I think you're looking for the dscl command. Niutil sounds like NetInfo which is deprecated in OS X in favor of Open Directory aka LDAP.

Dscl, or Directory Services Command Line, can be used to edit Open Directory for both a local or remote user data store. It can be done with sudo commands but it's easier to use as root.

Here's a short and highly inadequate tutorial: In the terminal, sudo -s to switch your user to root. To create a functional user account named dscl2, you need to do the following:

dscl . -create /Users/dscl2

dscl . -create /Users/dscl2 UserShell /bin/bash

dscl . -create /Users/dscl2 RealName "DSCL 2"

dscl . -create /Users/dscl2 UniqueID 8005

dscl . -create /Users/dscl2 PrimaryGroupID 20

dscl . -create /Users/dscl2 NFSHomeDirectory /Users/dscl2

dscl . -passwd /Users/dscl2 password

The UUID is typically around 501 or larger. 501 is the default UID for the first account created. UIDs less than 500 don't show up in the Accounts pane by default. Choose whatever number you want, but make sure it is unique on the local system. Don't overwrite an existing UID or you will have big problems.

Dscl has an interactive mode as well that works a little differently. Enter just "dscl" at the prompt to enter interactive mode.

If you're in Interactive mode, type ls to list which directories are available. You should see BSD, LDAP and Local. You navigate through the directories with cd. See your friend the man page for more info.

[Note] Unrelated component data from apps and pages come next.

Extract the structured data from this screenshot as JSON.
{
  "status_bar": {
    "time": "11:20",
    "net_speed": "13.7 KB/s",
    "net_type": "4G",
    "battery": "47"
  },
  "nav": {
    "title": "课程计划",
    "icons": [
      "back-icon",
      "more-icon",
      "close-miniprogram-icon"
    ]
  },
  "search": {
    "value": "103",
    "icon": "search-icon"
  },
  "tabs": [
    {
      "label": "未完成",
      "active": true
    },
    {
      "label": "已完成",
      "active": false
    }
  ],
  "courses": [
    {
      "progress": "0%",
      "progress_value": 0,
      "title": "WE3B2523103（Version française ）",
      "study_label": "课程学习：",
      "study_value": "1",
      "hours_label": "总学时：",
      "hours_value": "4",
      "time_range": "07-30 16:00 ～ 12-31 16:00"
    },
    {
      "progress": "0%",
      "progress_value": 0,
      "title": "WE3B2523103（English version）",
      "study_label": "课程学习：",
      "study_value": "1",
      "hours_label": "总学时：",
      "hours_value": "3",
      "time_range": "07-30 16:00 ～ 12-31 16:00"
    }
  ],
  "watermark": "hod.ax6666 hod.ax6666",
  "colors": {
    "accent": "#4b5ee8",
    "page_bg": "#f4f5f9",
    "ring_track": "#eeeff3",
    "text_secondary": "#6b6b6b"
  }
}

  • 2
    I know you warned us that this was inadequate, but it would be great to see the full set of steps required to create an account, even after dscl is done. For example, does a /Users/dscl2 folder need to be created? how to apply the ACLs? Feb 22, 2012 at 6:18
  • 1
    This answer is correct, but the script in @anton-matosov answer is great. Runs the same commands.
    – bmucklow
    Apr 30, 2013 at 22:19

You must log in to answer this question.

Not the answer you're looking for? Browse other questions tagged .